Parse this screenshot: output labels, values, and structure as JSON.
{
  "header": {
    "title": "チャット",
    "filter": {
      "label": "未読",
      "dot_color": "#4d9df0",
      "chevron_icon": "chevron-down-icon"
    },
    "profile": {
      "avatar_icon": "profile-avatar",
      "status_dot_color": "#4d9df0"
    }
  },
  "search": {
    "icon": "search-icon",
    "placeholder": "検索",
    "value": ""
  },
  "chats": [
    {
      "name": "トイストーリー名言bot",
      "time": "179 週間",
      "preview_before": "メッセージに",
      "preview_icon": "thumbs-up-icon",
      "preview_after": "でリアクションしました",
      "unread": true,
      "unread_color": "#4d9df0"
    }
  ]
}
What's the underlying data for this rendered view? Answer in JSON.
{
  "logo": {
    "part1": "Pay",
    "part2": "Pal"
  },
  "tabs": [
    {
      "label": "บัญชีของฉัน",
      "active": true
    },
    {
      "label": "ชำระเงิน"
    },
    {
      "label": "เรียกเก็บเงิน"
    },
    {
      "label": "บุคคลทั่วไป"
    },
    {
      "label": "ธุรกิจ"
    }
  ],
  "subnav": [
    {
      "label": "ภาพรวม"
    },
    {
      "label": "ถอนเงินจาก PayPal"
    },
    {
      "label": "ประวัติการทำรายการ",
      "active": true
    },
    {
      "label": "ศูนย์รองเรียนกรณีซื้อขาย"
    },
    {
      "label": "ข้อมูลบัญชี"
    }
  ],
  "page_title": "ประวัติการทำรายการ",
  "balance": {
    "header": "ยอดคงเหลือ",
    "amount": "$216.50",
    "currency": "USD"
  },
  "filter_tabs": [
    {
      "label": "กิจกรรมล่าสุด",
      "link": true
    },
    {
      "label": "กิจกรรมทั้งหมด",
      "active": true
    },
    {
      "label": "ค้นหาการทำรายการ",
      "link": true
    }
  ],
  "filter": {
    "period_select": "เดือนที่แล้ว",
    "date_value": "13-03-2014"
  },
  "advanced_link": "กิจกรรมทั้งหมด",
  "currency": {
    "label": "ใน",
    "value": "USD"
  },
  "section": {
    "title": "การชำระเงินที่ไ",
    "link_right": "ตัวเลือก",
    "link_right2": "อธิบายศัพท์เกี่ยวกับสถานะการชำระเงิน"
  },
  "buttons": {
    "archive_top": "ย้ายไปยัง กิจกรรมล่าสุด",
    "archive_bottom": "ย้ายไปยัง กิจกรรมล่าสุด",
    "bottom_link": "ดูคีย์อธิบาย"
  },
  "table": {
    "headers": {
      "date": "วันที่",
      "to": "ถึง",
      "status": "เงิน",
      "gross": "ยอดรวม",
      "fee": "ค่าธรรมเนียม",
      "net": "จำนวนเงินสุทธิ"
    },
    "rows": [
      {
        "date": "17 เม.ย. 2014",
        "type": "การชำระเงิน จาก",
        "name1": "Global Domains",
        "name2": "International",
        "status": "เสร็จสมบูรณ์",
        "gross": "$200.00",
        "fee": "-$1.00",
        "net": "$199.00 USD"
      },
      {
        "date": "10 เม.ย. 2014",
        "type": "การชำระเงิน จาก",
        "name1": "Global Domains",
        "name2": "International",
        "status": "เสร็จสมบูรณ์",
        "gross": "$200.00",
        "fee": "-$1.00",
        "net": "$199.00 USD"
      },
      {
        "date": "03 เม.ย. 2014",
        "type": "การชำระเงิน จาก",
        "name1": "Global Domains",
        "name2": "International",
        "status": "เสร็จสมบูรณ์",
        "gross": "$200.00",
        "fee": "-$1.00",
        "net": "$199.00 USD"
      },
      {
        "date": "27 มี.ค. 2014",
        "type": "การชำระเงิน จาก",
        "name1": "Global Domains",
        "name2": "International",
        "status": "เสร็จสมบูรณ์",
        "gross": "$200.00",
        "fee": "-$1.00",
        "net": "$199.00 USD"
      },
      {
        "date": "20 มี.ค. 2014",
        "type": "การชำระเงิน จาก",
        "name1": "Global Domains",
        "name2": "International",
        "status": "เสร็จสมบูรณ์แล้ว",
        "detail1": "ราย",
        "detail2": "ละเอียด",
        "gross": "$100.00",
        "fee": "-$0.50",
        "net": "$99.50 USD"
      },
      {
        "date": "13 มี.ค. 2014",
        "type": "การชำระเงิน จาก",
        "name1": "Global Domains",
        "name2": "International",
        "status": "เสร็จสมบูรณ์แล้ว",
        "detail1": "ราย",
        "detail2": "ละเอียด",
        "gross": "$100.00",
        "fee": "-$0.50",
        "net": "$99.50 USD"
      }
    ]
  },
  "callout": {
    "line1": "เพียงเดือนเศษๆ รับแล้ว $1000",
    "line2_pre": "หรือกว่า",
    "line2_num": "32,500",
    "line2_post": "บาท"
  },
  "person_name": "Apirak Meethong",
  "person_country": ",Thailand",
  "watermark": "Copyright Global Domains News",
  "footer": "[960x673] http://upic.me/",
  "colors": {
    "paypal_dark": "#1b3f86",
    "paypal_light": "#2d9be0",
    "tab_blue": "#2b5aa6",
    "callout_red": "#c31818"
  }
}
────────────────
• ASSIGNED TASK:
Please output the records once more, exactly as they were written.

• ANSWER SECTION:
Parse this screenshot: output labels, values, and structure as JSON.
{
  "header": {
    "title": "チャット",
    "filter": {
      "label": "未読",
      "dot_color": "#4d9df0",
      "chevron_icon": "chevron-down-icon"
    },
    "profile": {
      "avatar_icon": "profile-avatar",
      "status_dot_color": "#4d9df0"
    }
  },
  "search": {
    "icon": "search-icon",
    "placeholder": "検索",
    "value": ""
  },
  "chats": [
    {
      "name": "トイストーリー名言bot",
      "time": "179 週間",
      "preview_before": "メッセージに",
      "preview_icon": "thumbs-up-icon",
      "preview_after": "でリアクションしました",
      "unread": true,
      "unread_color": "#4d9df0"
    }
  ]
}
What's the underlying data for this rendered view? Answer in JSON.
{
  "logo": {
    "part1": "Pay",
    "part2": "Pal"
  },
  "tabs": [
    {
      "label": "บัญชีของฉัน",
      "active": true
    },
    {
      "label": "ชำระเงิน"
    },
    {
      "label": "เรียกเก็บเงิน"
    },
    {
      "label": "บุคคลทั่วไป"
    },
    {
      "label": "ธุรกิจ"
    }
  ],
  "subnav": [
    {
      "label": "ภาพรวม"
    },
    {
      "label": "ถอนเงินจาก PayPal"
    },
    {
      "label": "ประวัติการทำรายการ",
      "active": true
    },
    {
      "label": "ศูนย์รองเรียนกรณีซื้อขาย"
    },
    {
      "label": "ข้อมูลบัญชี"
    }
  ],
  "page_title": "ประวัติการทำรายการ",
  "balance": {
    "header": "ยอดคงเหลือ",
    "amount": "$216.50",
    "currency": "USD"
  },
  "filter_tabs": [
    {
      "label": "กิจกรรมล่าสุด",
      "link": true
    },
    {
      "label": "กิจกรรมทั้งหมด",
      "active": true
    },
    {
      "label": "ค้นหาการทำรายการ",
      "link": true
    }
  ],
  "filter": {
    "period_select": "เดือนที่แล้ว",
    "date_value": "13-03-2014"
  },
  "advanced_link": "กิจกรรมทั้งหมด",
  "currency": {
    "label": "ใน",
    "value": "USD"
  },
  "section": {
    "title": "การชำระเงินที่ไ",
    "link_right": "ตัวเลือก",
    "link_right2": "อธิบายศัพท์เกี่ยวกับสถานะการชำระเงิน"
  },
  "buttons": {
    "archive_top": "ย้ายไปยัง กิจกรรมล่าสุด",
    "archive_bottom": "ย้ายไปยัง กิจกรรมล่าสุด",
    "bottom_link": "ดูคีย์อธิบาย"
  },
  "table": {
    "headers": {
      "date": "วันที่",
      "to": "ถึง",
      "status": "เงิน",
      "gross": "ยอดรวม",
      "fee": "ค่าธรรมเนียม",
      "net": "จำนวนเงินสุทธิ"
    },
    "rows": [
      {
        "date": "17 เม.ย. 2014",
        "type": "การชำระเงิน จาก",
        "name1": "Global Domains",
        "name2": "International",
        "status": "เสร็จสมบูรณ์",
        "gross": "$200.00",
        "fee": "-$1.00",
        "net": "$199.00 USD"
      },
      {
        "date": "10 เม.ย. 2014",
        "type": "การชำระเงิน จาก",
        "name1": "Global Domains",
        "name2": "International",
        "status": "เสร็จสมบูรณ์",
        "gross": "$200.00",
        "fee": "-$1.00",
        "net": "$199.00 USD"
      },
      {
        "date": "03 เม.ย. 2014",
        "type": "การชำระเงิน จาก",
        "name1": "Global Domains",
        "name2": "International",
        "status": "เสร็จสมบูรณ์",
        "gross": "$200.00",
        "fee": "-$1.00",
        "net": "$199.00 USD"
      },
      {
        "date": "27 มี.ค. 2014",
        "type": "การชำระเงิน จาก",
        "name1": "Global Domains",
        "name2": "International",
        "status": "เสร็จสมบูรณ์",
        "gross": "$200.00",
        "fee": "-$1.00",
        "net": "$199.00 USD"
      },
      {
        "date": "20 มี.ค. 2014",
        "type": "การชำระเงิน จาก",
        "name1": "Global Domains",
        "name2": "International",
        "status": "เสร็จสมบูรณ์แล้ว",
        "detail1": "ราย",
        "detail2": "ละเอียด",
        "gross": "$100.00",
        "fee": "-$0.50",
        "net": "$99.50 USD"
      },
      {
        "date": "13 มี.ค. 2014",
        "type": "การชำระเงิน จาก",
        "name1": "Global Domains",
        "name2": "International",
        "status": "เสร็จสมบูรณ์แล้ว",
        "detail1": "ราย",
        "detail2": "ละเอียด",
        "gross": "$100.00",
        "fee": "-$0.50",
        "net": "$99.50 USD"
      }
    ]
  },
  "callout": {
    "line1": "เพียงเดือนเศษๆ รับแล้ว $1000",
    "line2_pre": "หรือกว่า",
    "line2_num": "32,500",
    "line2_post": "บาท"
  },
  "person_name": "Apirak Meethong",
  "person_country": ",Thailand",
  "watermark": "Copyright Global Domains News",
  "footer": "[960x673] http://upic.me/",
  "colors": {
    "paypal_dark": "#1b3f86",
    "paypal_light": "#2d9be0",
    "tab_blue": "#2b5aa6",
    "callout_red": "#c31818"
  }
}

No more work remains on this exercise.